-- Opening Marker --
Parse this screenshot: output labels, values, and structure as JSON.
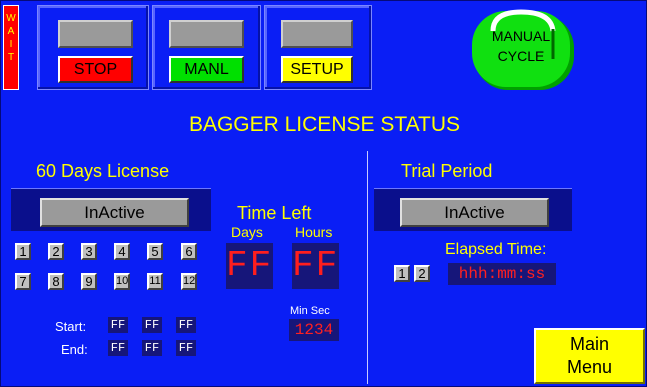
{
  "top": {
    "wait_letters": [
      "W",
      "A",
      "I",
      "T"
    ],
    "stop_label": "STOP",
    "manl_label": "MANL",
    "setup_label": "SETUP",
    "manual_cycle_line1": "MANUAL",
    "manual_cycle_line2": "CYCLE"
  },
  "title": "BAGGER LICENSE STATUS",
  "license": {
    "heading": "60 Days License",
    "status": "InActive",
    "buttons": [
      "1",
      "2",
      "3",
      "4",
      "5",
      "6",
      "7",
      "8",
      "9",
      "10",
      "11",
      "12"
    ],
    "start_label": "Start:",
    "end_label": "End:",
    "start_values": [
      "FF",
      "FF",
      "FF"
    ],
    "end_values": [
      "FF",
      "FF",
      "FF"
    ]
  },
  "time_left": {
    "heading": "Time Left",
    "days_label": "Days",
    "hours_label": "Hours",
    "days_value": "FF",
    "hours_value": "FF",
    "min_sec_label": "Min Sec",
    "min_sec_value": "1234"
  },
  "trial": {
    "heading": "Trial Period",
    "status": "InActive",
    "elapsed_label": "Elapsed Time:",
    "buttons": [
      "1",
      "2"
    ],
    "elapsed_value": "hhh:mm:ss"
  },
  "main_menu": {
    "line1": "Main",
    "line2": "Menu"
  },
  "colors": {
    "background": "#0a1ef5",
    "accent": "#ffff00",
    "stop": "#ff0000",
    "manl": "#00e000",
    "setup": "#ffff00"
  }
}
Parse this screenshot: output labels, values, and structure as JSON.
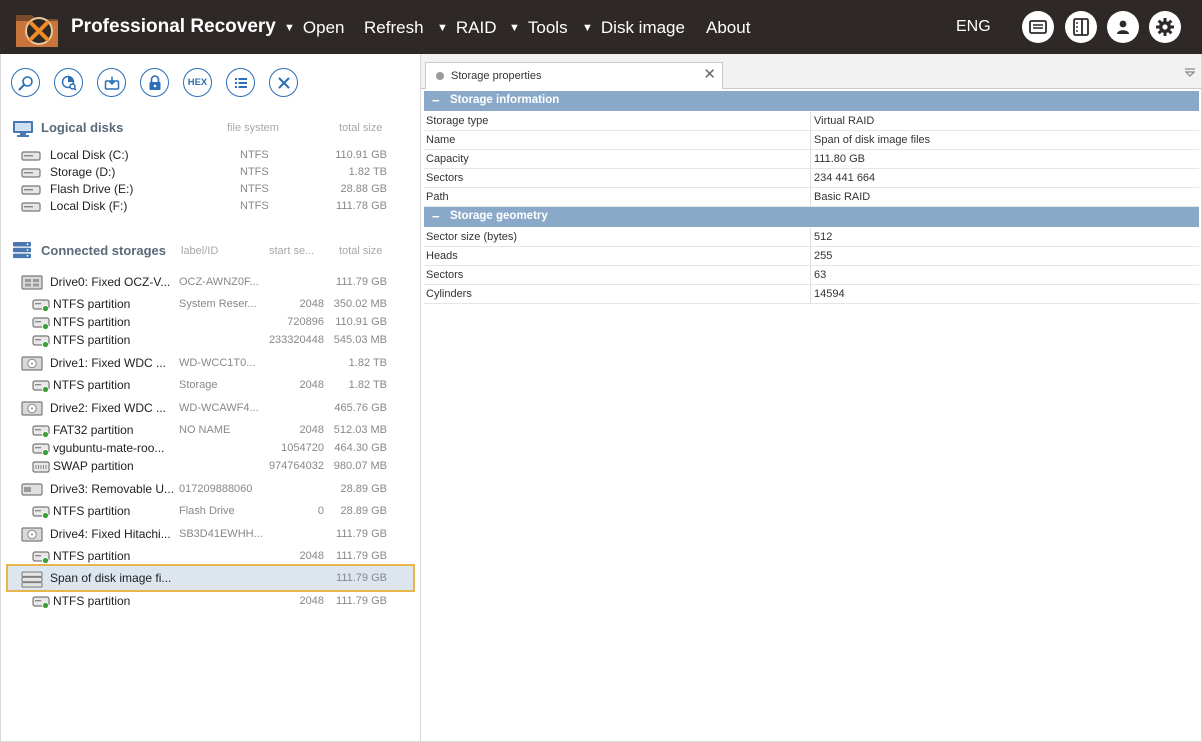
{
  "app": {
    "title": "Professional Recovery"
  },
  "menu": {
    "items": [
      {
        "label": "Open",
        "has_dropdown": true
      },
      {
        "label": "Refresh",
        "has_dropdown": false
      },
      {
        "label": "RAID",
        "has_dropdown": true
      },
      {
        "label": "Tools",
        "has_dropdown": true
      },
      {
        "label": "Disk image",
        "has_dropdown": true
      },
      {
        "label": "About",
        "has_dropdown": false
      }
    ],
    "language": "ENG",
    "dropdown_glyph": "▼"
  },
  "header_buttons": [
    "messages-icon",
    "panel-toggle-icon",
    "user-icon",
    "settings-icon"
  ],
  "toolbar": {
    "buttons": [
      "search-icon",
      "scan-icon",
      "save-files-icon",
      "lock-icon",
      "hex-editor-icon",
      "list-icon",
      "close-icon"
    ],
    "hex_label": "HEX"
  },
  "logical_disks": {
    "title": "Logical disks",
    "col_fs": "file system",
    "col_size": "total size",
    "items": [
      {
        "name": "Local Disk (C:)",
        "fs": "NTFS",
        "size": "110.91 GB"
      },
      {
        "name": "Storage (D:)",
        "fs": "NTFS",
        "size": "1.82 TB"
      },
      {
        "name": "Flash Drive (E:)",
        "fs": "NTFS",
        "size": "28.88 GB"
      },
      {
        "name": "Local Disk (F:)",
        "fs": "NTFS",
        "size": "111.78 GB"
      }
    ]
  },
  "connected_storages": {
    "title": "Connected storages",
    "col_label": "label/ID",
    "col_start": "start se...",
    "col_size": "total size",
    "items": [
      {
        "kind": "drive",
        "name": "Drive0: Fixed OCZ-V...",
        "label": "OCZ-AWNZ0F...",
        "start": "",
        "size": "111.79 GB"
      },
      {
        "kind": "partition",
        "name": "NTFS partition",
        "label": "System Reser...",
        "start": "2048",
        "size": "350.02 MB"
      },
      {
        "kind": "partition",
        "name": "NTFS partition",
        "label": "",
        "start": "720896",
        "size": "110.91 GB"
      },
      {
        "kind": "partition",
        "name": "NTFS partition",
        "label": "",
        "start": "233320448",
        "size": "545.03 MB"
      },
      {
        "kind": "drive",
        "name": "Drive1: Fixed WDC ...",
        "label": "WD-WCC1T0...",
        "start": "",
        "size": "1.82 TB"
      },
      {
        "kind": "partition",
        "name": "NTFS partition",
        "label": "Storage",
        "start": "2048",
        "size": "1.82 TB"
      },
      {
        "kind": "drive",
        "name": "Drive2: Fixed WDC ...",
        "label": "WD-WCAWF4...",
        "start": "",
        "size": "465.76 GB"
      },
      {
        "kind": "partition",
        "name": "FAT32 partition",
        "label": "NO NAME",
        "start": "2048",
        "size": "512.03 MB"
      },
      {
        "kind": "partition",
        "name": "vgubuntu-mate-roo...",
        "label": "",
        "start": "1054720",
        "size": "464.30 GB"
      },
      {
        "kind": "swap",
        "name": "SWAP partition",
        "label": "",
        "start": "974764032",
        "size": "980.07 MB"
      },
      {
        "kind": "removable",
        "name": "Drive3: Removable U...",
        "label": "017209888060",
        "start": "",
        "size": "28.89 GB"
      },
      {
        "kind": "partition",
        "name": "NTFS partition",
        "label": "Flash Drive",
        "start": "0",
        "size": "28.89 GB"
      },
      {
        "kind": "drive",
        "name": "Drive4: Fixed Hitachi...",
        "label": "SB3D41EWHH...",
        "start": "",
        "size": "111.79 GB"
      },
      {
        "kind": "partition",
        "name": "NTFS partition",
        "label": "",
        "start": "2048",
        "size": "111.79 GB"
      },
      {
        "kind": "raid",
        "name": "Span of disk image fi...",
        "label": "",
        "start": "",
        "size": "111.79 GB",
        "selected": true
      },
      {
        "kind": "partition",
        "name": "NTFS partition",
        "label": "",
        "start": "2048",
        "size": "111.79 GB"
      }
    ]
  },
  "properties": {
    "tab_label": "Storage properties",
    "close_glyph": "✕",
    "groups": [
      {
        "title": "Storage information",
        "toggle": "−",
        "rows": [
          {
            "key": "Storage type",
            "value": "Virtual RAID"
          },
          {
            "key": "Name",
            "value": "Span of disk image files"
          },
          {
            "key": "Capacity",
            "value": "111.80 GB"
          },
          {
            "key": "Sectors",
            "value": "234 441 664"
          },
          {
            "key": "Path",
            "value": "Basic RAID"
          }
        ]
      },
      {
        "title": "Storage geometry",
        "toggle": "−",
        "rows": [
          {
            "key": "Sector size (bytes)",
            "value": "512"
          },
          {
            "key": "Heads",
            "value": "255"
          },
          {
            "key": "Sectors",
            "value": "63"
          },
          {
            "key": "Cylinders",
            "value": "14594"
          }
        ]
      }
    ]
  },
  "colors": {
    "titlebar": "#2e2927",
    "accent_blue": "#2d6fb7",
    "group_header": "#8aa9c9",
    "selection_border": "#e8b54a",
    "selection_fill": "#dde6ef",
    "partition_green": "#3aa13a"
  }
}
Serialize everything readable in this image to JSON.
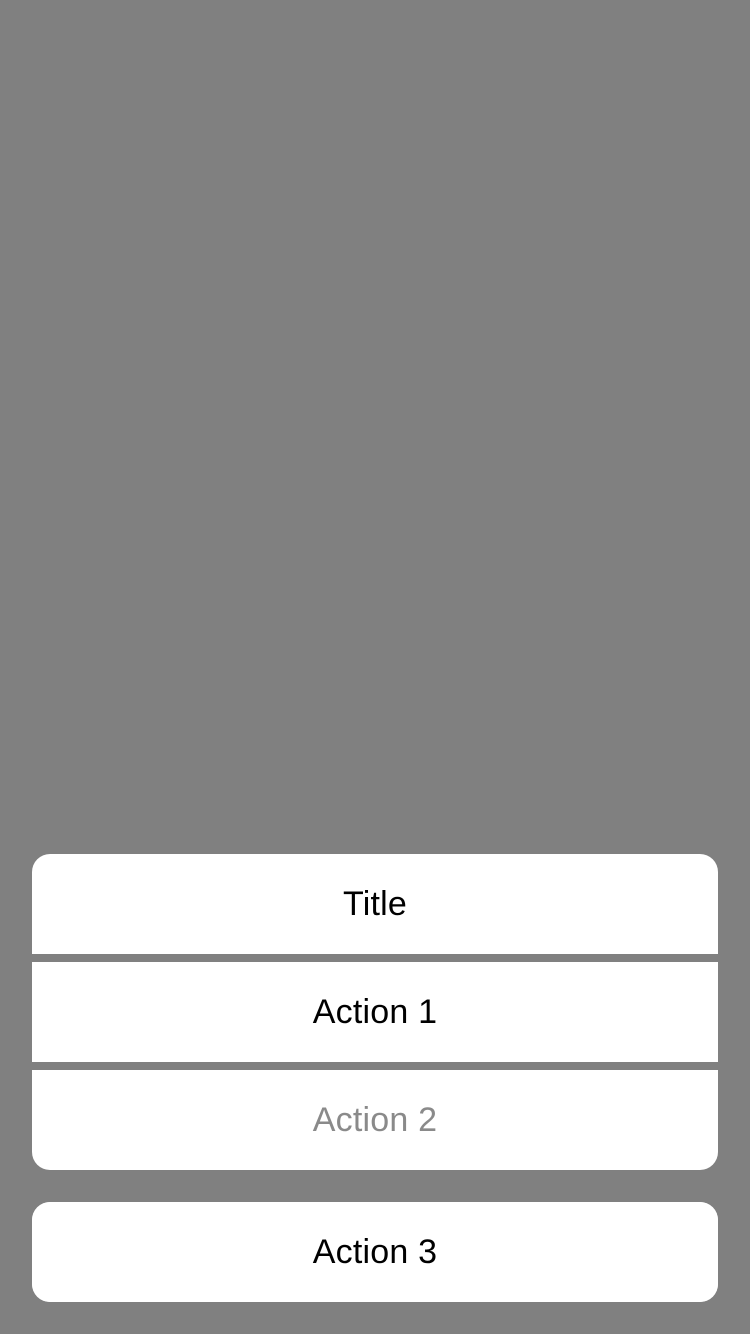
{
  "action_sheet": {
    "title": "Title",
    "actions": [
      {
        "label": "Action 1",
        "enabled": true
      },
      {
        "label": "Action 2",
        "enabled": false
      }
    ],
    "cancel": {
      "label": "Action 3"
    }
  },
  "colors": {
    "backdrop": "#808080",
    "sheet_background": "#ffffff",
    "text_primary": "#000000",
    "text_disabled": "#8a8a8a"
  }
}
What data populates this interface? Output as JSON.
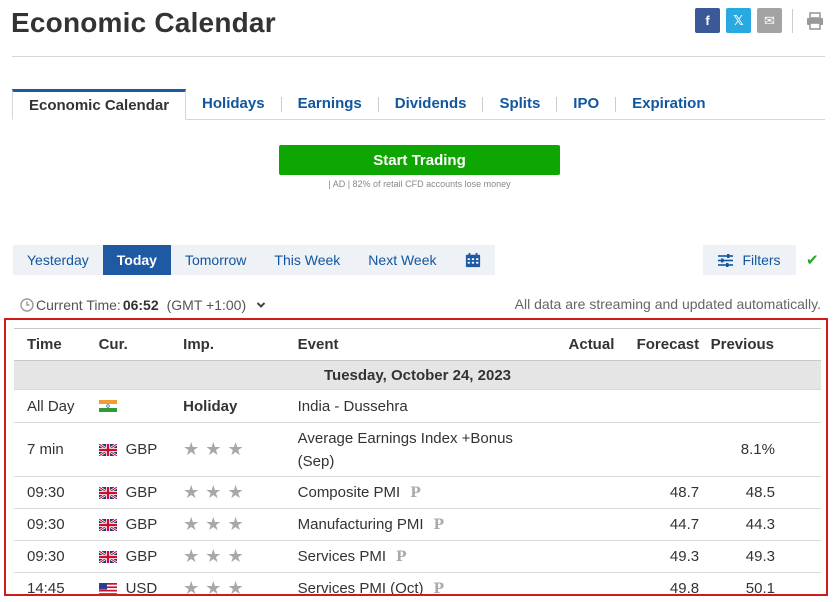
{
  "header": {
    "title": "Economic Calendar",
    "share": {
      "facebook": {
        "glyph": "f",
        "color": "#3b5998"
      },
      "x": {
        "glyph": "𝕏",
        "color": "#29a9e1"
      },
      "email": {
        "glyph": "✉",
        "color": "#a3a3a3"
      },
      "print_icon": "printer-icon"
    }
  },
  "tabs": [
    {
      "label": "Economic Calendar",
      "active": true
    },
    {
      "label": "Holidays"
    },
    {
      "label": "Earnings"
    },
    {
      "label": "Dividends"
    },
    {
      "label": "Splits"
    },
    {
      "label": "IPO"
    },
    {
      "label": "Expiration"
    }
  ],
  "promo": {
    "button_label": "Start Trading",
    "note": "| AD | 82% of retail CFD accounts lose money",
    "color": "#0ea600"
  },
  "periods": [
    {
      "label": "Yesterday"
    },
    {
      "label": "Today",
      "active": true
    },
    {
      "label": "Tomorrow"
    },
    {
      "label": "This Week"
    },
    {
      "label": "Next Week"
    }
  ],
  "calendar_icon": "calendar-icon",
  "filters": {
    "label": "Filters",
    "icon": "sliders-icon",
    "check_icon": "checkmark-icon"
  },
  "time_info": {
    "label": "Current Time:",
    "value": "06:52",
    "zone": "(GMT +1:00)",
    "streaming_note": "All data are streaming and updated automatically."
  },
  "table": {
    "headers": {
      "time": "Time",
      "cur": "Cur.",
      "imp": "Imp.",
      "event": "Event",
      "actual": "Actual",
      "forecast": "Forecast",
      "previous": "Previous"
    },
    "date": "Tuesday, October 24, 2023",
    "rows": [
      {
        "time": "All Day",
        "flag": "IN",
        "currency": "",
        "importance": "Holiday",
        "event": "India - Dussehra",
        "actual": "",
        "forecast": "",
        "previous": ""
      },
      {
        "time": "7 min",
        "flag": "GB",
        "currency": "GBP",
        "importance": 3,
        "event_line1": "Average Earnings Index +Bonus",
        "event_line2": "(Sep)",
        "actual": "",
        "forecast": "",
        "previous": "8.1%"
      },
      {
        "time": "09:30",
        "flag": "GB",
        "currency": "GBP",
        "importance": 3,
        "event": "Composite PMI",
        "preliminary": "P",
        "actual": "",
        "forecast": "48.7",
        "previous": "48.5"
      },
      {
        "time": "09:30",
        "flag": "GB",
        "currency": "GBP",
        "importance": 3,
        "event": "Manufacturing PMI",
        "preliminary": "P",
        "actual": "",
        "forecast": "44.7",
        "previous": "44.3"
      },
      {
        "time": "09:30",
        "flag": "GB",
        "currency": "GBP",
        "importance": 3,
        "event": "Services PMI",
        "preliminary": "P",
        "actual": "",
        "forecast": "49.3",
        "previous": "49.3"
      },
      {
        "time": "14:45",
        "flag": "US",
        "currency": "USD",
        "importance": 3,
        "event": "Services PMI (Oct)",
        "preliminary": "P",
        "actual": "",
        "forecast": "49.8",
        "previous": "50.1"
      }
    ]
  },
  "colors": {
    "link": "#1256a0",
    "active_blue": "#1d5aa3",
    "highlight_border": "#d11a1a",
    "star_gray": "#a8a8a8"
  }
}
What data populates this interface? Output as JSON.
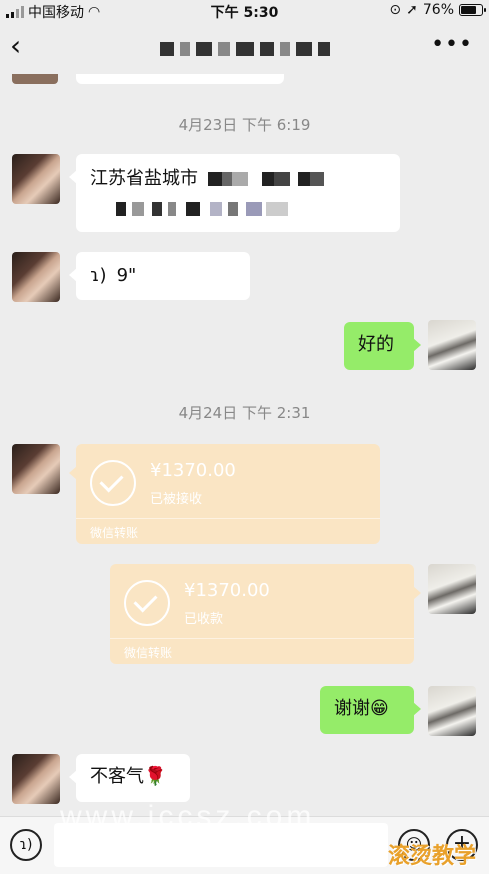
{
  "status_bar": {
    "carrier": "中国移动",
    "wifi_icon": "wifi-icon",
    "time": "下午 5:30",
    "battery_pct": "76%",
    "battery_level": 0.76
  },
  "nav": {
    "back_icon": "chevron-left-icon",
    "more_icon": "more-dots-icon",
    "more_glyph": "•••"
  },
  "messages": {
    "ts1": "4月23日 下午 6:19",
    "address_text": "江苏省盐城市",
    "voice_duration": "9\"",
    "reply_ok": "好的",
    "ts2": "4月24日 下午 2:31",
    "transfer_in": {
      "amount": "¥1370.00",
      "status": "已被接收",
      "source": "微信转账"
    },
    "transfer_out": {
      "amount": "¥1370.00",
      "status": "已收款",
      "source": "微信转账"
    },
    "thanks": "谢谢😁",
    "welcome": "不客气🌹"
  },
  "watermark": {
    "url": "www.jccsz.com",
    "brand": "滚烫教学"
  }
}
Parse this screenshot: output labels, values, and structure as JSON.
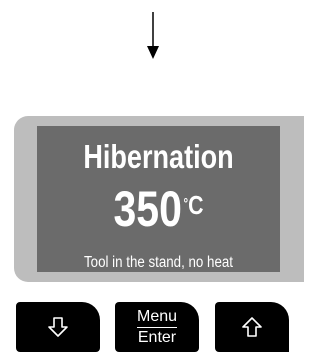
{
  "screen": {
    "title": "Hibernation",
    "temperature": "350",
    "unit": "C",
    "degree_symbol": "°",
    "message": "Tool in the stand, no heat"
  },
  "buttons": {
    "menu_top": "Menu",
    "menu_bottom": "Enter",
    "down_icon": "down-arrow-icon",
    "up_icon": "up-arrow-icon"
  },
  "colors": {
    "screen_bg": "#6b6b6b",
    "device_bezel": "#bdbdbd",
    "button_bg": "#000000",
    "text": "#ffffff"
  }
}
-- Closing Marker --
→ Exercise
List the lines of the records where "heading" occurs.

→ Written reply
    "heading": "60 Days License",
    "heading": "Time Left",
    "heading": "Trial Period",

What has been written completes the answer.